- [Instructions to follow] Wherever a line in the data below holds "Total", copy that line.

- [Task input]
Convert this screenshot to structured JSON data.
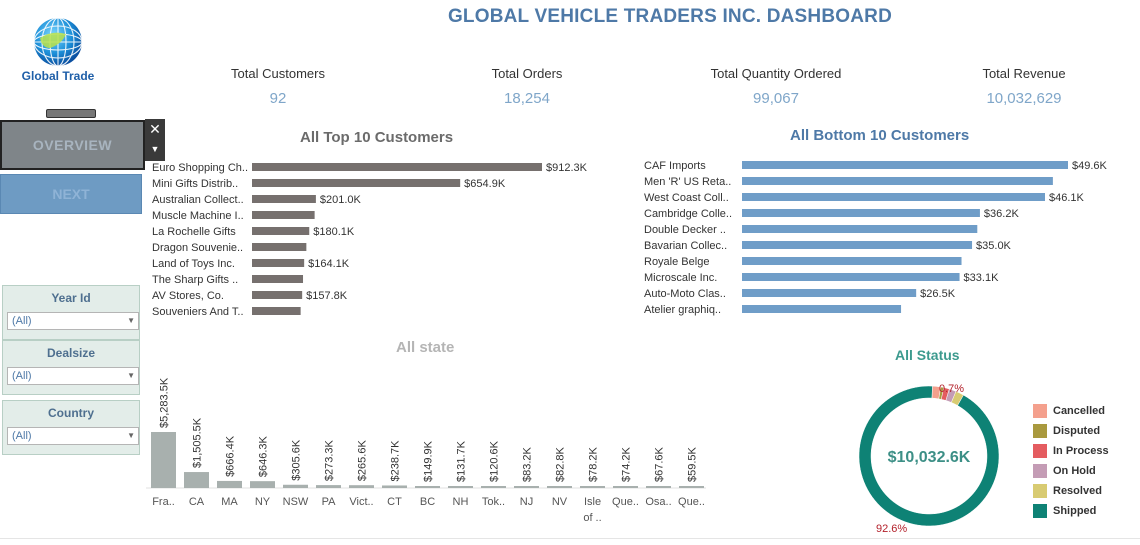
{
  "header": {
    "title": "GLOBAL VEHICLE TRADERS INC. DASHBOARD",
    "logo_text": "Global Trade"
  },
  "kpis": [
    {
      "label": "Total Customers",
      "value": "92"
    },
    {
      "label": "Total Orders",
      "value": "18,254"
    },
    {
      "label": "Total Quantity Ordered",
      "value": "99,067"
    },
    {
      "label": "Total Revenue",
      "value": "10,032,629"
    }
  ],
  "nav": {
    "overview_label": "OVERVIEW",
    "next_label": "NEXT",
    "close_icon": "close-icon",
    "dropdown_icon": "chevron-down-icon"
  },
  "filters": [
    {
      "title": "Year Id",
      "value": "(All)"
    },
    {
      "title": "Dealsize",
      "value": "(All)"
    },
    {
      "title": "Country",
      "value": "(All)"
    }
  ],
  "colors": {
    "title": "#4e79a7",
    "top_bar": "#76706e",
    "bottom_bar": "#6f9dc8",
    "state_bar": "#a8b0ae",
    "donut_main": "#0e8275",
    "kpi_value": "#7fa6c9"
  },
  "chart_data": [
    {
      "type": "bar",
      "orientation": "horizontal",
      "title": "All Top 10 Customers",
      "categories": [
        "Euro Shopping Ch..",
        "Mini Gifts Distrib..",
        "Australian Collect..",
        "Muscle Machine I..",
        "La Rochelle Gifts",
        "Dragon Souvenie..",
        "Land of Toys Inc.",
        "The Sharp Gifts ..",
        "AV Stores, Co.",
        "Souveniers And T.."
      ],
      "values": [
        912.3,
        654.9,
        201.0,
        197.0,
        180.1,
        171.0,
        164.1,
        160.5,
        157.8,
        153.0
      ],
      "labels": [
        "$912.3K",
        "$654.9K",
        "$201.0K",
        "",
        "$180.1K",
        "",
        "$164.1K",
        "",
        "$157.8K",
        ""
      ]
    },
    {
      "type": "bar",
      "orientation": "horizontal",
      "title": "All Bottom 10 Customers",
      "categories": [
        "CAF Imports",
        "Men 'R' US Reta..",
        "West Coast Coll..",
        "Cambridge Colle..",
        "Double Decker ..",
        "Bavarian Collec..",
        "Royale Belge",
        "Microscale Inc.",
        "Auto-Moto Clas..",
        "Atelier graphiq.."
      ],
      "values": [
        49.6,
        47.3,
        46.1,
        36.2,
        35.8,
        35.0,
        33.4,
        33.1,
        26.5,
        24.2
      ],
      "labels": [
        "$49.6K",
        "",
        "$46.1K",
        "$36.2K",
        "",
        "$35.0K",
        "",
        "$33.1K",
        "$26.5K",
        ""
      ]
    },
    {
      "type": "bar",
      "title": "All state",
      "categories": [
        "Fra..",
        "CA",
        "MA",
        "NY",
        "NSW",
        "PA",
        "Vict..",
        "CT",
        "BC",
        "NH",
        "Tok..",
        "NJ",
        "NV",
        "Isle of ..",
        "Que..",
        "Osa..",
        "Que.."
      ],
      "values": [
        5283.5,
        1505.5,
        666.4,
        646.3,
        305.6,
        273.3,
        265.6,
        238.7,
        149.9,
        131.7,
        120.6,
        83.2,
        82.8,
        78.2,
        74.2,
        67.6,
        59.5
      ],
      "labels": [
        "$5,283.5K",
        "$1,505.5K",
        "$666.4K",
        "$646.3K",
        "$305.6K",
        "$273.3K",
        "$265.6K",
        "$238.7K",
        "$149.9K",
        "$131.7K",
        "$120.6K",
        "$83.2K",
        "$82.8K",
        "$78.2K",
        "$74.2K",
        "$67.6K",
        "$59.5K"
      ]
    },
    {
      "type": "pie",
      "title": "All Status",
      "center_label": "$10,032.6K",
      "slices": [
        {
          "name": "Cancelled",
          "value": 1.9,
          "color": "#f4a08d"
        },
        {
          "name": "Disputed",
          "value": 0.7,
          "color": "#a9993e"
        },
        {
          "name": "In Process",
          "value": 1.3,
          "color": "#e45c60"
        },
        {
          "name": "On Hold",
          "value": 1.6,
          "color": "#c49cb5"
        },
        {
          "name": "Resolved",
          "value": 1.9,
          "color": "#d8cb72"
        },
        {
          "name": "Shipped",
          "value": 92.6,
          "color": "#0e8275"
        }
      ],
      "data_labels": [
        "0.7%",
        "92.6%"
      ]
    }
  ]
}
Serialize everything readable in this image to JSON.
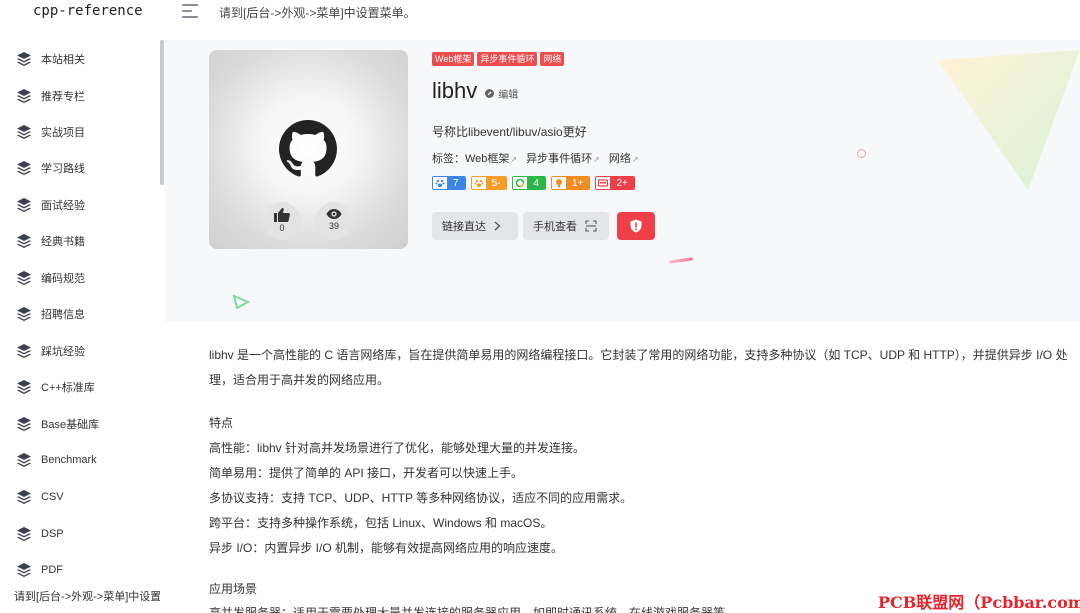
{
  "header": {
    "logo": "cpp-reference",
    "menu_hint": "请到[后台->外观->菜单]中设置菜单。"
  },
  "sidebar": {
    "items": [
      {
        "label": "本站相关"
      },
      {
        "label": "推荐专栏"
      },
      {
        "label": "实战项目"
      },
      {
        "label": "学习路线"
      },
      {
        "label": "面试经验"
      },
      {
        "label": "经典书籍"
      },
      {
        "label": "编码规范"
      },
      {
        "label": "招聘信息"
      },
      {
        "label": "踩坑经验"
      },
      {
        "label": "C++标准库"
      },
      {
        "label": "Base基础库"
      },
      {
        "label": "Benchmark"
      },
      {
        "label": "CSV"
      },
      {
        "label": "DSP"
      },
      {
        "label": "PDF"
      }
    ],
    "footer": "请到[后台->外观->菜单]中设置菜单。",
    "icon": "layers-icon"
  },
  "project": {
    "tags": [
      "Web框架",
      "异步事件循环",
      "网络"
    ],
    "title": "libhv",
    "edit": "编辑",
    "subtitle": "号称比libevent/libuv/asio更好",
    "tag_line": {
      "prefix": "标签：",
      "items": [
        "Web框架",
        "异步事件循环",
        "网络"
      ]
    },
    "stats": {
      "likes": "0",
      "views": "39"
    },
    "badges": [
      {
        "value": "7",
        "color": "#3d86e8"
      },
      {
        "value": "5-",
        "color": "#f59d2a"
      },
      {
        "value": "4",
        "color": "#2fb64a"
      },
      {
        "value": "1+",
        "color": "#f08c24"
      },
      {
        "value": "2+",
        "color": "#ef3f48"
      }
    ],
    "buttons": {
      "link": "链接直达",
      "mobile": "手机查看"
    }
  },
  "article": {
    "description": "libhv 是一个高性能的 C 语言网络库，旨在提供简单易用的网络编程接口。它封装了常用的网络功能，支持多种协议（如 TCP、UDP 和 HTTP），并提供异步 I/O 处理，适合用于高并发的网络应用。",
    "features_title": "特点",
    "features": [
      "高性能：libhv 针对高并发场景进行了优化，能够处理大量的并发连接。",
      "简单易用：提供了简单的 API 接口，开发者可以快速上手。",
      "多协议支持：支持 TCP、UDP、HTTP 等多种网络协议，适应不同的应用需求。",
      "跨平台：支持多种操作系统，包括 Linux、Windows 和 macOS。",
      "异步 I/O：内置异步 I/O 机制，能够有效提高网络应用的响应速度。"
    ],
    "scenarios_title": "应用场景",
    "scenario_first": "高并发服务器：适用于需要处理大量并发连接的服务器应用，如即时通讯系统、在线游戏服务器等。"
  },
  "watermark": "PCB联盟网（Pcbbar.com）",
  "colors": {
    "accent": "#ee4d4d",
    "watermark": "#e8232c"
  }
}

- [Result of this task]
      "label": "Total Customers",
      "label": "Total Orders",
      "label": "Total Quantity Ordered",
      "label": "Total Revenue",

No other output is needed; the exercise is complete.